■ **Problem statement**:
Could you copy all of the records below exactly as they appear?

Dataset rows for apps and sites
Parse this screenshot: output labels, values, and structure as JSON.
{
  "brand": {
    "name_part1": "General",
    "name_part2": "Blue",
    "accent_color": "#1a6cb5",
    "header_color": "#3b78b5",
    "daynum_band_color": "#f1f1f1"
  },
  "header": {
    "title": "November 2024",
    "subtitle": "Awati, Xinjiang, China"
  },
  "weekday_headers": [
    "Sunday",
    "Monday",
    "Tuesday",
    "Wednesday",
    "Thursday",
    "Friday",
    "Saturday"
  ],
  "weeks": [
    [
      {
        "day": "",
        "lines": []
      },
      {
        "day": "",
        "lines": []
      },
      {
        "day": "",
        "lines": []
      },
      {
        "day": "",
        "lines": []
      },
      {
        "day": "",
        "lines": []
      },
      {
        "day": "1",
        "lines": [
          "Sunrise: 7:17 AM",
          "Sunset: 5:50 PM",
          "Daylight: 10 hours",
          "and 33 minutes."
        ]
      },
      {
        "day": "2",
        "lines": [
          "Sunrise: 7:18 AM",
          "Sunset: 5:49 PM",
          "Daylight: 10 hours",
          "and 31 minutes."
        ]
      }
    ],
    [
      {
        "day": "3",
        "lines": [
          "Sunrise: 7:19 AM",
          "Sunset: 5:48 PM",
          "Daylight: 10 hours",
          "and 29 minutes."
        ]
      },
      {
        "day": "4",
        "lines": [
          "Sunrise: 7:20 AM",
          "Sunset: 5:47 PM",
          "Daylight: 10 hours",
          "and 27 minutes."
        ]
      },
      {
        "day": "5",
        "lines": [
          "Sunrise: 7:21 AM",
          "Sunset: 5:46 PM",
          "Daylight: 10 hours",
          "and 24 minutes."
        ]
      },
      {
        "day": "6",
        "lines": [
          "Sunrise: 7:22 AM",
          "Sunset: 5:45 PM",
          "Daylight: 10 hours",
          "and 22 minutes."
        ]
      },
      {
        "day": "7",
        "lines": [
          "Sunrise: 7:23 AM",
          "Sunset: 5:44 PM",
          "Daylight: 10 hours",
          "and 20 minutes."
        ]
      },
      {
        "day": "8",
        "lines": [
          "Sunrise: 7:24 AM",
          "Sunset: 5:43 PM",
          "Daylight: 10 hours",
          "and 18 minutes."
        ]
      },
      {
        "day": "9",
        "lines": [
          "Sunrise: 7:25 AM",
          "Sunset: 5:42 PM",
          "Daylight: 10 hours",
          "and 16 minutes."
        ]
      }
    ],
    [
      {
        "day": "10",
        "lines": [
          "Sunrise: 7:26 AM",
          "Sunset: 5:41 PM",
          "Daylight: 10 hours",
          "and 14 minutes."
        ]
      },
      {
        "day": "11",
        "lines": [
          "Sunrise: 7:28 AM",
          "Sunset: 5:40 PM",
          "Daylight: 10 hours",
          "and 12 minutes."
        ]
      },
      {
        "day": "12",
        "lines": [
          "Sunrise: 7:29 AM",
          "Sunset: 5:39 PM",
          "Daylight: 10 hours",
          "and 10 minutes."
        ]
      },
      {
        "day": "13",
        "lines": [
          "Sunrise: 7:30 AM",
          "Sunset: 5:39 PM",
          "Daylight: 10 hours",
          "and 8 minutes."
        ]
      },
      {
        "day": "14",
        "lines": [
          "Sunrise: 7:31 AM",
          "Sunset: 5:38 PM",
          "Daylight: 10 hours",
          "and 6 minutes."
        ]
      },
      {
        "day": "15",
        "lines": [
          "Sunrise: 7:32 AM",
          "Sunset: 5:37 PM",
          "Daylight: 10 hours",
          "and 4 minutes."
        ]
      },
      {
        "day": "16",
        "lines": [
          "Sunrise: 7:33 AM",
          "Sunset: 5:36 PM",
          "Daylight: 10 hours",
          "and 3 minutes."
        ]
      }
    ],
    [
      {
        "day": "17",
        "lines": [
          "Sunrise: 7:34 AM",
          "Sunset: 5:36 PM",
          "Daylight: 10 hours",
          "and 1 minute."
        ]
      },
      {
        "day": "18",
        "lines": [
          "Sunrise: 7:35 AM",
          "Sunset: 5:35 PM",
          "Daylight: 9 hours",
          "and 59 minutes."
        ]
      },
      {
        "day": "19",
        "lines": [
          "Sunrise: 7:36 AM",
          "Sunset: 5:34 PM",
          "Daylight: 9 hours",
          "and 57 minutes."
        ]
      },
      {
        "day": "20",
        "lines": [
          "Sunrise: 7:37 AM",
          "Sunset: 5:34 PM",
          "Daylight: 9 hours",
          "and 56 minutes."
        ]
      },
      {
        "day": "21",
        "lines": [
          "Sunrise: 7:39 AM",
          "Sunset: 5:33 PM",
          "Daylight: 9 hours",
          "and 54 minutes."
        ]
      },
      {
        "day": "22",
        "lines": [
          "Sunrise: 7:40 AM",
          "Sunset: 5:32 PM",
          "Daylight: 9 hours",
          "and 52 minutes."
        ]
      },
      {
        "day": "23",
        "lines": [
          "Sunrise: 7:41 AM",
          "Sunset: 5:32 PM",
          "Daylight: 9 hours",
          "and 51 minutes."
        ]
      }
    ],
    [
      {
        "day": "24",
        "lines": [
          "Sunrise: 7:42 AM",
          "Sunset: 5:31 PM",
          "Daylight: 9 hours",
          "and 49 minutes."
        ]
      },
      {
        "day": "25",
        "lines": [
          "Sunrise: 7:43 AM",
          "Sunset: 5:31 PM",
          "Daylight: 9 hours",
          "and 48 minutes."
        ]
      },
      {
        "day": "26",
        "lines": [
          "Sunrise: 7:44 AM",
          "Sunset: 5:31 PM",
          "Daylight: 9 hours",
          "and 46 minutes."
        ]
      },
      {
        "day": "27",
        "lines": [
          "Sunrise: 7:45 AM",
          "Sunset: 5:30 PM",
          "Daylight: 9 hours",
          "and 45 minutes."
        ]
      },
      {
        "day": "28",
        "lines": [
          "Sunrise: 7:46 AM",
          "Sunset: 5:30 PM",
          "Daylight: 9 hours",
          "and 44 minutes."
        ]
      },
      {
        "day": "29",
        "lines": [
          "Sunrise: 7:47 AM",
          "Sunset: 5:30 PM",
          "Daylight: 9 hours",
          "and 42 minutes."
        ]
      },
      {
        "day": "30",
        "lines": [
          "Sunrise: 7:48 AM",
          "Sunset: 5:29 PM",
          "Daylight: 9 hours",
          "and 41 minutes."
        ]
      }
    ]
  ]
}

■ **Completed exercise**:
Parse this screenshot: output labels, values, and structure as JSON.
{
  "brand": {
    "name_part1": "General",
    "name_part2": "Blue",
    "accent_color": "#1a6cb5",
    "header_color": "#3b78b5",
    "daynum_band_color": "#f1f1f1"
  },
  "header": {
    "title": "November 2024",
    "subtitle": "Awati, Xinjiang, China"
  },
  "weekday_headers": [
    "Sunday",
    "Monday",
    "Tuesday",
    "Wednesday",
    "Thursday",
    "Friday",
    "Saturday"
  ],
  "weeks": [
    [
      {
        "day": "",
        "lines": []
      },
      {
        "day": "",
        "lines": []
      },
      {
        "day": "",
        "lines": []
      },
      {
        "day": "",
        "lines": []
      },
      {
        "day": "",
        "lines": []
      },
      {
        "day": "1",
        "lines": [
          "Sunrise: 7:17 AM",
          "Sunset: 5:50 PM",
          "Daylight: 10 hours",
          "and 33 minutes."
        ]
      },
      {
        "day": "2",
        "lines": [
          "Sunrise: 7:18 AM",
          "Sunset: 5:49 PM",
          "Daylight: 10 hours",
          "and 31 minutes."
        ]
      }
    ],
    [
      {
        "day": "3",
        "lines": [
          "Sunrise: 7:19 AM",
          "Sunset: 5:48 PM",
          "Daylight: 10 hours",
          "and 29 minutes."
        ]
      },
      {
        "day": "4",
        "lines": [
          "Sunrise: 7:20 AM",
          "Sunset: 5:47 PM",
          "Daylight: 10 hours",
          "and 27 minutes."
        ]
      },
      {
        "day": "5",
        "lines": [
          "Sunrise: 7:21 AM",
          "Sunset: 5:46 PM",
          "Daylight: 10 hours",
          "and 24 minutes."
        ]
      },
      {
        "day": "6",
        "lines": [
          "Sunrise: 7:22 AM",
          "Sunset: 5:45 PM",
          "Daylight: 10 hours",
          "and 22 minutes."
        ]
      },
      {
        "day": "7",
        "lines": [
          "Sunrise: 7:23 AM",
          "Sunset: 5:44 PM",
          "Daylight: 10 hours",
          "and 20 minutes."
        ]
      },
      {
        "day": "8",
        "lines": [
          "Sunrise: 7:24 AM",
          "Sunset: 5:43 PM",
          "Daylight: 10 hours",
          "and 18 minutes."
        ]
      },
      {
        "day": "9",
        "lines": [
          "Sunrise: 7:25 AM",
          "Sunset: 5:42 PM",
          "Daylight: 10 hours",
          "and 16 minutes."
        ]
      }
    ],
    [
      {
        "day": "10",
        "lines": [
          "Sunrise: 7:26 AM",
          "Sunset: 5:41 PM",
          "Daylight: 10 hours",
          "and 14 minutes."
        ]
      },
      {
        "day": "11",
        "lines": [
          "Sunrise: 7:28 AM",
          "Sunset: 5:40 PM",
          "Daylight: 10 hours",
          "and 12 minutes."
        ]
      },
      {
        "day": "12",
        "lines": [
          "Sunrise: 7:29 AM",
          "Sunset: 5:39 PM",
          "Daylight: 10 hours",
          "and 10 minutes."
        ]
      },
      {
        "day": "13",
        "lines": [
          "Sunrise: 7:30 AM",
          "Sunset: 5:39 PM",
          "Daylight: 10 hours",
          "and 8 minutes."
        ]
      },
      {
        "day": "14",
        "lines": [
          "Sunrise: 7:31 AM",
          "Sunset: 5:38 PM",
          "Daylight: 10 hours",
          "and 6 minutes."
        ]
      },
      {
        "day": "15",
        "lines": [
          "Sunrise: 7:32 AM",
          "Sunset: 5:37 PM",
          "Daylight: 10 hours",
          "and 4 minutes."
        ]
      },
      {
        "day": "16",
        "lines": [
          "Sunrise: 7:33 AM",
          "Sunset: 5:36 PM",
          "Daylight: 10 hours",
          "and 3 minutes."
        ]
      }
    ],
    [
      {
        "day": "17",
        "lines": [
          "Sunrise: 7:34 AM",
          "Sunset: 5:36 PM",
          "Daylight: 10 hours",
          "and 1 minute."
        ]
      },
      {
        "day": "18",
        "lines": [
          "Sunrise: 7:35 AM",
          "Sunset: 5:35 PM",
          "Daylight: 9 hours",
          "and 59 minutes."
        ]
      },
      {
        "day": "19",
        "lines": [
          "Sunrise: 7:36 AM",
          "Sunset: 5:34 PM",
          "Daylight: 9 hours",
          "and 57 minutes."
        ]
      },
      {
        "day": "20",
        "lines": [
          "Sunrise: 7:37 AM",
          "Sunset: 5:34 PM",
          "Daylight: 9 hours",
          "and 56 minutes."
        ]
      },
      {
        "day": "21",
        "lines": [
          "Sunrise: 7:39 AM",
          "Sunset: 5:33 PM",
          "Daylight: 9 hours",
          "and 54 minutes."
        ]
      },
      {
        "day": "22",
        "lines": [
          "Sunrise: 7:40 AM",
          "Sunset: 5:32 PM",
          "Daylight: 9 hours",
          "and 52 minutes."
        ]
      },
      {
        "day": "23",
        "lines": [
          "Sunrise: 7:41 AM",
          "Sunset: 5:32 PM",
          "Daylight: 9 hours",
          "and 51 minutes."
        ]
      }
    ],
    [
      {
        "day": "24",
        "lines": [
          "Sunrise: 7:42 AM",
          "Sunset: 5:31 PM",
          "Daylight: 9 hours",
          "and 49 minutes."
        ]
      },
      {
        "day": "25",
        "lines": [
          "Sunrise: 7:43 AM",
          "Sunset: 5:31 PM",
          "Daylight: 9 hours",
          "and 48 minutes."
        ]
      },
      {
        "day": "26",
        "lines": [
          "Sunrise: 7:44 AM",
          "Sunset: 5:31 PM",
          "Daylight: 9 hours",
          "and 46 minutes."
        ]
      },
      {
        "day": "27",
        "lines": [
          "Sunrise: 7:45 AM",
          "Sunset: 5:30 PM",
          "Daylight: 9 hours",
          "and 45 minutes."
        ]
      },
      {
        "day": "28",
        "lines": [
          "Sunrise: 7:46 AM",
          "Sunset: 5:30 PM",
          "Daylight: 9 hours",
          "and 44 minutes."
        ]
      },
      {
        "day": "29",
        "lines": [
          "Sunrise: 7:47 AM",
          "Sunset: 5:30 PM",
          "Daylight: 9 hours",
          "and 42 minutes."
        ]
      },
      {
        "day": "30",
        "lines": [
          "Sunrise: 7:48 AM",
          "Sunset: 5:29 PM",
          "Daylight: 9 hours",
          "and 41 minutes."
        ]
      }
    ]
  ]
}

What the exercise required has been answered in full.